University of Colorado at Boulder political science professor and CU President Emeritus Hank Brown will retire on Dec. 31, but plans to continue teaching a class each fall that takes students to Washington, D.C.
Brown served as president of the University of Colorado from 2005 to 2008. He then was named to the Quigg and Virginia S. Newton Endowed Chair in Leadership at CU-Boulder and was an adjunct professor in the CU Law School.
"For Nan and me, Boulder really is a second home," Brown said. "I was here when I was an undergraduate for four years, in graduate school for a year and then three years in law school. It's a place that keeps drawing you back. It has some of the most pleasant memories of my life. It was where Nan and I met and fell in love and where our twins were born."
Being president of CU was a very fulfilling experience, Brown said. "CU has always been a great institution and it was just a process of letting people know that."
Just last month, Brown returned from a three-day trip to Washington with 31 CU students from the Boulder and Colorado Springs campuses as part of his "Icons of the American Republic" class, the course he intends to continue teaching. The class introduces students to the founding period of the United States through the events, concepts and individuals depicted in art exhibited in the U.S. Capitol.
Brown's future plans also include continuing to serve as chair of the Daniels Fund, on the executive committee of the National Western Stock Show and on several corporate boards.
Born in Denver, Brown was the first student body president of the Boulder campus to later become president of the university. He played football as a freshman but later traded his football scholarship for academic and wrestling scholarships when his football career fell short. He graduated from CU-Boulder with a bachelor's degree in accounting in 1961 and earned a law degree in 1969. He also earned a master's degree in law from George Washington University.
He served in the U.S. Navy from 1962 to 1966 as an aviator; he was decorated for his combat service in Vietnam. He served in the Colorado Senate from 1972 to 1976, the U.S. House of Representatives from 1981 to 1991 and the U.S. Senate from 1991 to 1997. Brown was president of the University of Northern Colorado from 1998 to 2002 and president of the Daniels Fund from 2002 to 2005.

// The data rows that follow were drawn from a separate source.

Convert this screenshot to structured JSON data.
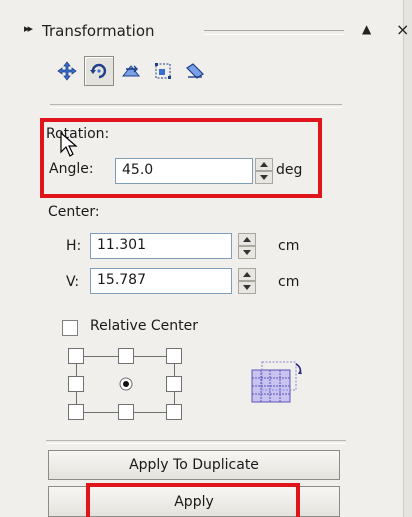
{
  "panel": {
    "title": "Transformation",
    "close_glyph": "×",
    "collapse_glyph": "▲",
    "grip_glyph": "▸▸"
  },
  "tools": [
    {
      "icon": "position-icon",
      "active": false
    },
    {
      "icon": "rotate-icon",
      "active": true
    },
    {
      "icon": "scale-mirror-icon",
      "active": false
    },
    {
      "icon": "size-icon",
      "active": false
    },
    {
      "icon": "skew-icon",
      "active": false
    }
  ],
  "rotation": {
    "section_label": "Rotation:",
    "angle_label": "Angle:",
    "angle_value": "45.0",
    "angle_unit": "deg"
  },
  "center": {
    "section_label": "Center:",
    "h_label": "H:",
    "h_value": "11.301",
    "h_unit": "cm",
    "v_label": "V:",
    "v_value": "15.787",
    "v_unit": "cm"
  },
  "relative_center": {
    "label": "Relative Center",
    "checked": false
  },
  "buttons": {
    "apply_to_duplicate": "Apply To Duplicate",
    "apply": "Apply"
  },
  "colors": {
    "highlight": "#e0141b",
    "field_border": "#7f9db9",
    "panel_bg": "#f0efeb"
  }
}
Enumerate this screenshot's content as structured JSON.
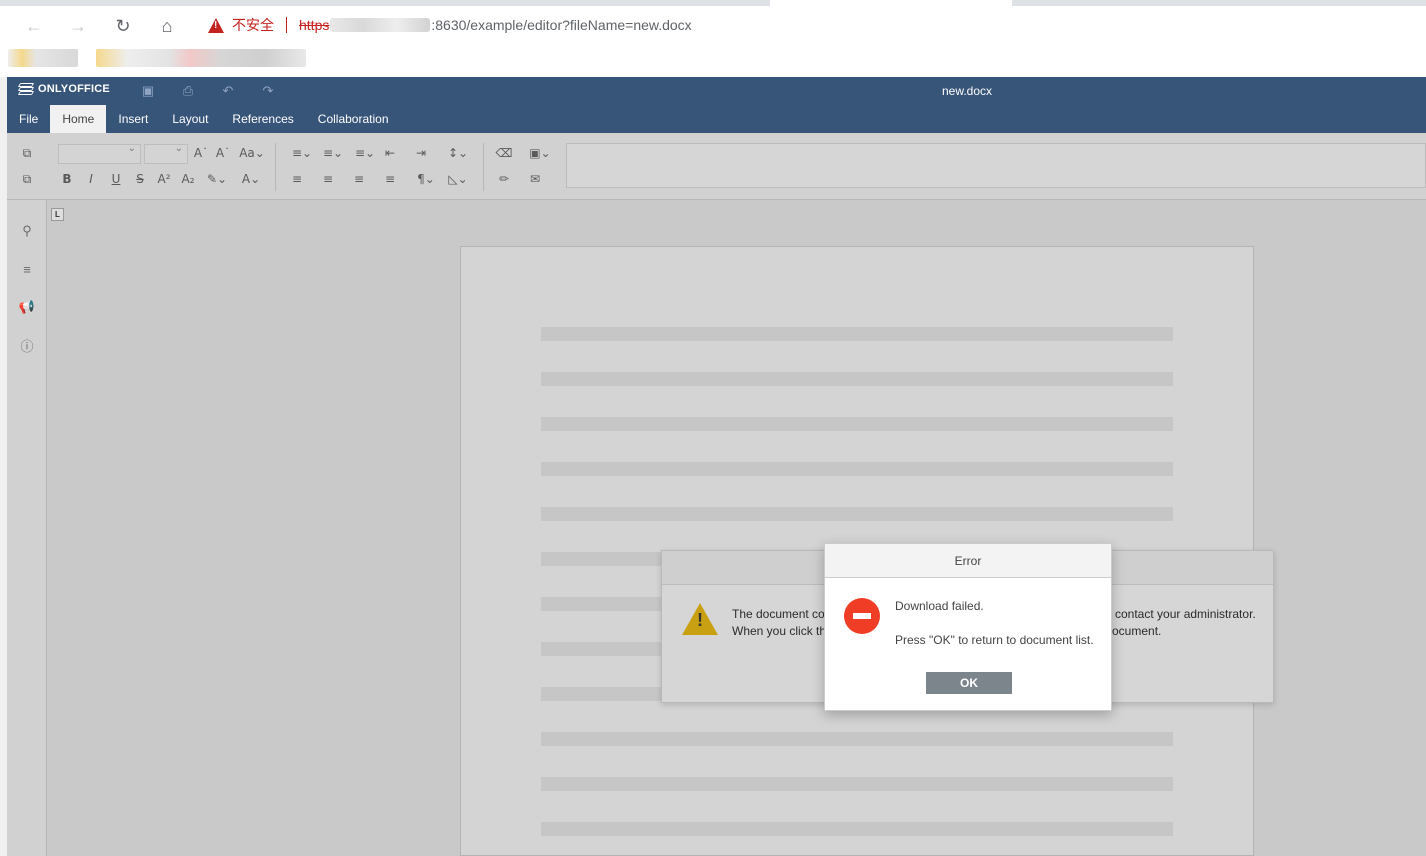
{
  "browser": {
    "insecure_label": "不安全",
    "url_scheme": "https",
    "url_rest": ":8630/example/editor?fileName=new.docx"
  },
  "editor": {
    "brand": "ONLYOFFICE",
    "doc_title": "new.docx",
    "menu": [
      {
        "label": "File"
      },
      {
        "label": "Home"
      },
      {
        "label": "Insert"
      },
      {
        "label": "Layout"
      },
      {
        "label": "References"
      },
      {
        "label": "Collaboration"
      }
    ],
    "active_tab": "Home"
  },
  "background_dialog": {
    "line1_left": "The document co",
    "line1_right": "contact your administrator.",
    "line2_left": "When you click th",
    "line2_right": "ocument."
  },
  "error_dialog": {
    "title": "Error",
    "message1": "Download failed.",
    "message2": "Press \"OK\" to return to document list.",
    "ok_label": "OK"
  },
  "colors": {
    "header_blue": "#375479",
    "error_red": "#f03d25",
    "warning_yellow": "#c9a012",
    "insecure_red": "#c5221f"
  }
}
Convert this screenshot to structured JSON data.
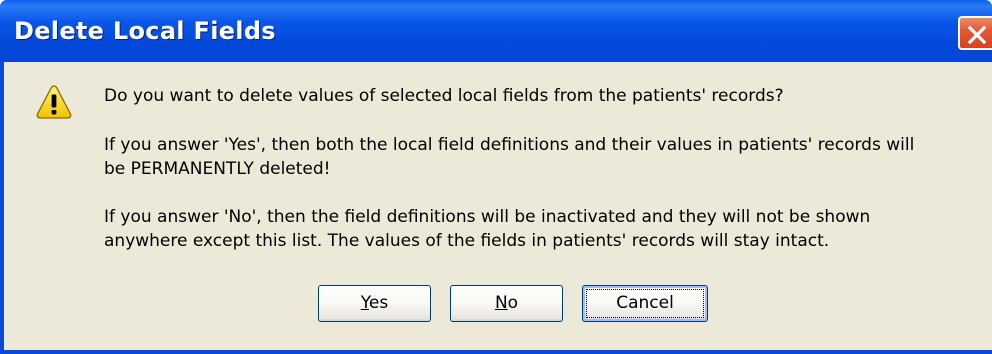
{
  "window": {
    "title": "Delete Local Fields",
    "close_icon": "close-icon"
  },
  "dialog": {
    "icon": "warning-icon",
    "question": "Do you want to delete values of selected local fields from the patients' records?",
    "yes_explanation_line1": "If you answer 'Yes', then both the local field definitions and their values in patients' records will",
    "yes_explanation_line2": "be PERMANENTLY deleted!",
    "no_explanation_line1": "If you answer 'No', then the field definitions will be inactivated and they will not be shown",
    "no_explanation_line2": "anywhere except this list. The values of the fields in patients' records will stay intact."
  },
  "buttons": {
    "yes": {
      "accel": "Y",
      "rest": "es"
    },
    "no": {
      "accel": "N",
      "rest": "o"
    },
    "cancel": {
      "label": "Cancel",
      "focused": true
    }
  },
  "colors": {
    "titlebar": "#0348d8",
    "client_background": "#ece9d8",
    "close_button": "#d8421d",
    "warning_yellow": "#ffd700"
  }
}
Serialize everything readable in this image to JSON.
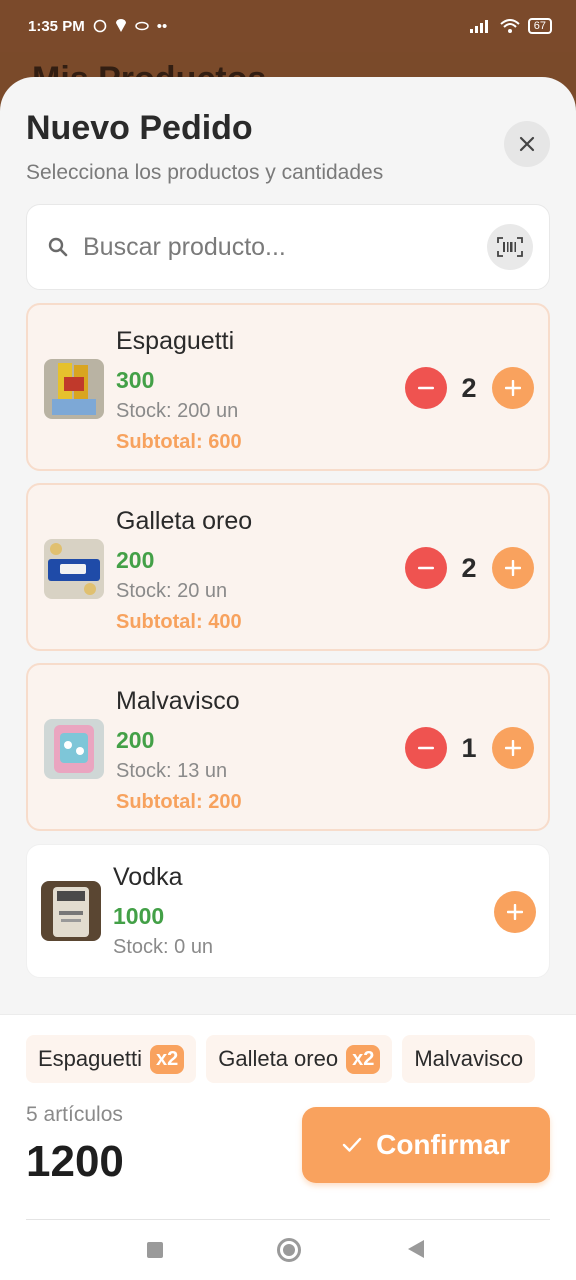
{
  "status_bar": {
    "time": "1:35 PM",
    "battery": "67"
  },
  "background_title": "Mis Productos",
  "sheet": {
    "title": "Nuevo Pedido",
    "subtitle": "Selecciona los productos y cantidades",
    "close_icon": "close-icon"
  },
  "search": {
    "placeholder": "Buscar producto...",
    "icon": "search-icon",
    "scan_icon": "barcode-scan-icon"
  },
  "products": [
    {
      "name": "Espaguetti",
      "price": "300",
      "stock": "Stock: 200 un",
      "quantity": "2",
      "subtotal": "Subtotal: 600"
    },
    {
      "name": "Galleta oreo",
      "price": "200",
      "stock": "Stock: 20 un",
      "quantity": "2",
      "subtotal": "Subtotal: 400"
    },
    {
      "name": "Malvavisco",
      "price": "200",
      "stock": "Stock: 13 un",
      "quantity": "1",
      "subtotal": "Subtotal: 200"
    },
    {
      "name": "Vodka",
      "price": "1000",
      "stock": "Stock: 0 un"
    }
  ],
  "summary": {
    "chips": [
      {
        "name": "Espaguetti",
        "badge": "x2"
      },
      {
        "name": "Galleta oreo",
        "badge": "x2"
      },
      {
        "name": "Malvavisco"
      }
    ],
    "items_count": "5 artículos",
    "total": "1200",
    "confirm_label": "Confirmar"
  },
  "colors": {
    "accent": "#f9a25e",
    "price_green": "#43a047",
    "minus_red": "#ef5350",
    "card_highlight": "#fbf3ee"
  }
}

Working with students has been extremely rewarding, he said. When asked which university position he enjoyed more, being an administrator or being a professor, Brown laughed heartily before responding. "It was a lot more fun being a professor," he said.